At one table, a group of 5th-graders is looking up the ingredients for stuffed acorn squash by scanning codes into classroom iPods. At another, the students are reading about the history of acorn squash and other Native American foods.
With Thanksgiving less than two weeks away, it’s the perfect lesson for Beth Reed’s 5th-grade wellness class at the Brooklyn Arbor School in Williamsburg.
But this is no desk-bound exercise. In another part of the classroom, a group of students is busy draining cans of beans and corn, while others begin chopping sage and thyme from the classroom’s own herb garden.

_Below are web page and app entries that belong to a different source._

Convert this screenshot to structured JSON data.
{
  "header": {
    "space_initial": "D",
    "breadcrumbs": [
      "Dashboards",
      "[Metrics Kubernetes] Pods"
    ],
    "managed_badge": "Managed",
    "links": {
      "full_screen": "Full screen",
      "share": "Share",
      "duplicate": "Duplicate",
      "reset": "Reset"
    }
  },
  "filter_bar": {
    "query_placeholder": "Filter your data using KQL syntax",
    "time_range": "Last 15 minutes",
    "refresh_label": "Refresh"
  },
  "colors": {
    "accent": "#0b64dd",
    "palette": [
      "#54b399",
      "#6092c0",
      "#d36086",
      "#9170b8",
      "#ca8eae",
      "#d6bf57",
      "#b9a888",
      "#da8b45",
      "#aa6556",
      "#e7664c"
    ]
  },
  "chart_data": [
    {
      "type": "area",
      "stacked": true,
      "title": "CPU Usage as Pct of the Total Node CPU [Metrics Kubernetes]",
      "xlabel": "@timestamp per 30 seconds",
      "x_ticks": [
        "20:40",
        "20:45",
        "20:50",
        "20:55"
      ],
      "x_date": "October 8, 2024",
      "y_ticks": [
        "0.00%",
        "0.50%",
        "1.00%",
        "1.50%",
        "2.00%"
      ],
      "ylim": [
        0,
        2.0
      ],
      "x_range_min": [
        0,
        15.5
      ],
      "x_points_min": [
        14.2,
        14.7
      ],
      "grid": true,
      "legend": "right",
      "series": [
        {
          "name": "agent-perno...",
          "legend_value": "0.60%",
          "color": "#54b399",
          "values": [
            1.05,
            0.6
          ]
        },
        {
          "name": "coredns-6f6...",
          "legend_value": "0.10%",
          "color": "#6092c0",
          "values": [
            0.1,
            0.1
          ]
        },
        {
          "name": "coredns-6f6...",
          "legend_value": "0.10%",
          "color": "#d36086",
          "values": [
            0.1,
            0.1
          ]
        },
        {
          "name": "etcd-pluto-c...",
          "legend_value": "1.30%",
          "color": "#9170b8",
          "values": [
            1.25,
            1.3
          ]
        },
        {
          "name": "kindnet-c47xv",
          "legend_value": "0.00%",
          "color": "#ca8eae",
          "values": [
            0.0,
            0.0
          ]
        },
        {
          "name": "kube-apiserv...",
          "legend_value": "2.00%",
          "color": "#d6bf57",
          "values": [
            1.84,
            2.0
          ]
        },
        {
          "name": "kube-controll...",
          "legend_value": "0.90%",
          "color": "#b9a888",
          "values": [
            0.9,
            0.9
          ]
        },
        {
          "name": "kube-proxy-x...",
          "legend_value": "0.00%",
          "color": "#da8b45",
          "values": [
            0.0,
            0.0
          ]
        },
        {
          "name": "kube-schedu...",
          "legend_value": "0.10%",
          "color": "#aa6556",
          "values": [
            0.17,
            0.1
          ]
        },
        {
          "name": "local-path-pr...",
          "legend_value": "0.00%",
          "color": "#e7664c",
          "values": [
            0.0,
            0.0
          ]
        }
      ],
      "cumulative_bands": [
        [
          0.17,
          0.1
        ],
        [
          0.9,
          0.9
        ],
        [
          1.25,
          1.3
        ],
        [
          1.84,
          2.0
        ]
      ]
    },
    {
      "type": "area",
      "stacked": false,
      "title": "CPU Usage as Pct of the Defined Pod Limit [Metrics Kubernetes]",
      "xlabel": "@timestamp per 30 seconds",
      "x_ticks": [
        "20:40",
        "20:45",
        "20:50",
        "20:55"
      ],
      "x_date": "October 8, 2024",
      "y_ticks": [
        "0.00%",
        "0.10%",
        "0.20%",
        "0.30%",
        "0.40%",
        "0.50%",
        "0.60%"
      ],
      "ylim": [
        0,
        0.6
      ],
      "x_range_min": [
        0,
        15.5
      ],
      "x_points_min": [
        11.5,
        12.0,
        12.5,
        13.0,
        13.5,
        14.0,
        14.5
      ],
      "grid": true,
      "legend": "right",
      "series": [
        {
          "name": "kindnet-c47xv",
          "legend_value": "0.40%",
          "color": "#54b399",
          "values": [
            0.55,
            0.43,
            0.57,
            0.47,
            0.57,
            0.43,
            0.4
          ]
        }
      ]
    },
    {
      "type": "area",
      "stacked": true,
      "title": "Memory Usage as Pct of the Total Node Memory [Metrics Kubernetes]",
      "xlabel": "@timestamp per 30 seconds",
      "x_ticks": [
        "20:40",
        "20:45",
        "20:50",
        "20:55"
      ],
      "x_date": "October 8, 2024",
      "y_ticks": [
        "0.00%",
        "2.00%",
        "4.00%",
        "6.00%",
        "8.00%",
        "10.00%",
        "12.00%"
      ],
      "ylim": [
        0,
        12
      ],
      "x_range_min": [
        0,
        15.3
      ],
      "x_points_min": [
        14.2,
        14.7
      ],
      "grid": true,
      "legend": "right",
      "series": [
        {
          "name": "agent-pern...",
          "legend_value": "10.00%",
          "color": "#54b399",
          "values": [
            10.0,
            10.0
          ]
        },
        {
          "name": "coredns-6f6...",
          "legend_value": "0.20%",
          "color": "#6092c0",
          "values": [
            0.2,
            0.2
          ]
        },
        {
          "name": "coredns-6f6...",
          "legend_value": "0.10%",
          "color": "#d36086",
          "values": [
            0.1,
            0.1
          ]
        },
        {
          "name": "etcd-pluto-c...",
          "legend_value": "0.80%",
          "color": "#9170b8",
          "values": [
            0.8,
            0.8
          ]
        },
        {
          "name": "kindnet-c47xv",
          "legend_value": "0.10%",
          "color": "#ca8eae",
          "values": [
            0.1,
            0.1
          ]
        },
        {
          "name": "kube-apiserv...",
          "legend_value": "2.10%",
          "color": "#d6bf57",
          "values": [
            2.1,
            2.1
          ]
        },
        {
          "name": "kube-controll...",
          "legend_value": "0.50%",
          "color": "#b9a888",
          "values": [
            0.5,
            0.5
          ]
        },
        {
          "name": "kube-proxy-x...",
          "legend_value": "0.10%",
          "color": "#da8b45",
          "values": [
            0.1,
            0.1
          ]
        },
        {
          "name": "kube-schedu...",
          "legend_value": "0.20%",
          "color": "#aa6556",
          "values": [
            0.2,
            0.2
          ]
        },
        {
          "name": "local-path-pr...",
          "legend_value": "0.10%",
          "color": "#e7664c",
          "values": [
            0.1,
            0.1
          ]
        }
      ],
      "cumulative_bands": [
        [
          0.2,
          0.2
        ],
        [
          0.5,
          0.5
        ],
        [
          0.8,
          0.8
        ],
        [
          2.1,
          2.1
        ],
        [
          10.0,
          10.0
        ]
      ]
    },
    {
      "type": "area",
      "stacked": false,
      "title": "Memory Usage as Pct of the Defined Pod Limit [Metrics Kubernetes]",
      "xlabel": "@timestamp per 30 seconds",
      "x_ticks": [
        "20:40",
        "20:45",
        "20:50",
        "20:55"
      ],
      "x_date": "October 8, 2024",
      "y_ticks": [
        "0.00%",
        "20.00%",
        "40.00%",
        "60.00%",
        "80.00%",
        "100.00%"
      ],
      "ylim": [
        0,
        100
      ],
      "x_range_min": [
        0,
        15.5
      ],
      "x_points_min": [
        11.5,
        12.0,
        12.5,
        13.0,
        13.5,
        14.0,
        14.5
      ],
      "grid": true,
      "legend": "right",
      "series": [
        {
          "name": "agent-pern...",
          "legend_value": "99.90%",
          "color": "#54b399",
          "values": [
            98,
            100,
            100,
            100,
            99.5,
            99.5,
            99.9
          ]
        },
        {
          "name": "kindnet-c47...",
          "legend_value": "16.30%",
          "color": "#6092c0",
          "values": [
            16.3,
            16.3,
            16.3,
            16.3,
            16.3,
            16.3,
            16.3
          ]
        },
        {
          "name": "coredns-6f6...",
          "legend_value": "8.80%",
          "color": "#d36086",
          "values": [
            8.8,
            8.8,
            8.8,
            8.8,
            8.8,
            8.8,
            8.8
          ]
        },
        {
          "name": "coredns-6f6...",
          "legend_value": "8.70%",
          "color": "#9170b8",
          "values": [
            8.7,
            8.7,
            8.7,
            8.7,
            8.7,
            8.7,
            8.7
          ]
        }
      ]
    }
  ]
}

Over the course of the period, each group will rotate through all the work stations, and by the end of the class they’ll all have had a hand in cooking — and eating — a slice of baked acorn topped with quinoa, beans and corn and seasoned with sage and thyme.
For Reed, there’s no better way to introduce students to healthy eating. “I’ve always had a passion for food,” says Reed. “We’re in charge of our health, and food is a great way to start.”
Reed is one of the founding members of Brooklyn Arbor, which opened in 2012 as a magnet school with a focus on global and ethical studies. Money for the groceries used in the wellness program is raised through the Parent Association, grants and a portion of the sales from Farmigo, a community online farmers’ market where families and staff can purchase fresh produce to be delivered weekly to the school. Reed bought a portable, two-burner stove for $70 using her Teacher’s Choice allotment.
Reed has designed her own curriculum aligned with the school’s mission with units on gardening, composting, the school’s wellness committee and “mission nutrition,” in which her students learn to cook a healthy dish using local ingredients from area greenmarkets.
“Wellness is not just about cooking and exercise,” she says. “It’s also about taking care of the planet.”
Brooklyn Arbor is a zero-waste school that composts everything, Reed points out. During the cold months, tending the school’s garden becomes an opportunity for the class to rake leaves and clean up debris and to observe how the garden adapts to the change in season.
Laura Beck, a 4th-grade social studies teacher and the school’s chapter leader, says students are making connections in their other classes as a result of Reed’s work.
“Students can talk about Native Americans and the foods they ate,” says Beck. “Beth introduces students to foods around the world and discusses making healthy and ethical choices in the food you buy.”
It’s a winning approach, as far as her students are concerned. “I like that we get to try new foods,” says Kaelah, age 10, as she chops sage. “That’s learning, too.” For Bryana, another 5th-grader, Reed’s class is special. “I like that everyone is cooking — and the ingredients are on the board so we don’t forget,” she says.
Reed adapts her program for the early grades at the pre-K–5 school. The younger students raved about the rainbow smoothie they made in class — composed of strawberries, blueberries, oranges, bananas and kale — and about the pumpkin hummus and baked apples.
“We get positive feedback when students bring a recipe home,” says Reed. That’s led to a family cooking class once a month and the creation of two class cookbooks with favorite recipes.
When Reed noticed her 3rd-graders liked spicy chips — a brand loaded with additives — she introduced them to kale chips with chili powder.
“I’m always trying to combat junk food,” says Reed, who is also a mentor in the Department of Education’s Office of School Wellness. A video she made with one class extols the virtues of citrus water over sugary sodas.
At home after a long day at school, she’ll relax the best way she knows how — by cooking.
“It’s a nice de-stresser,” she says.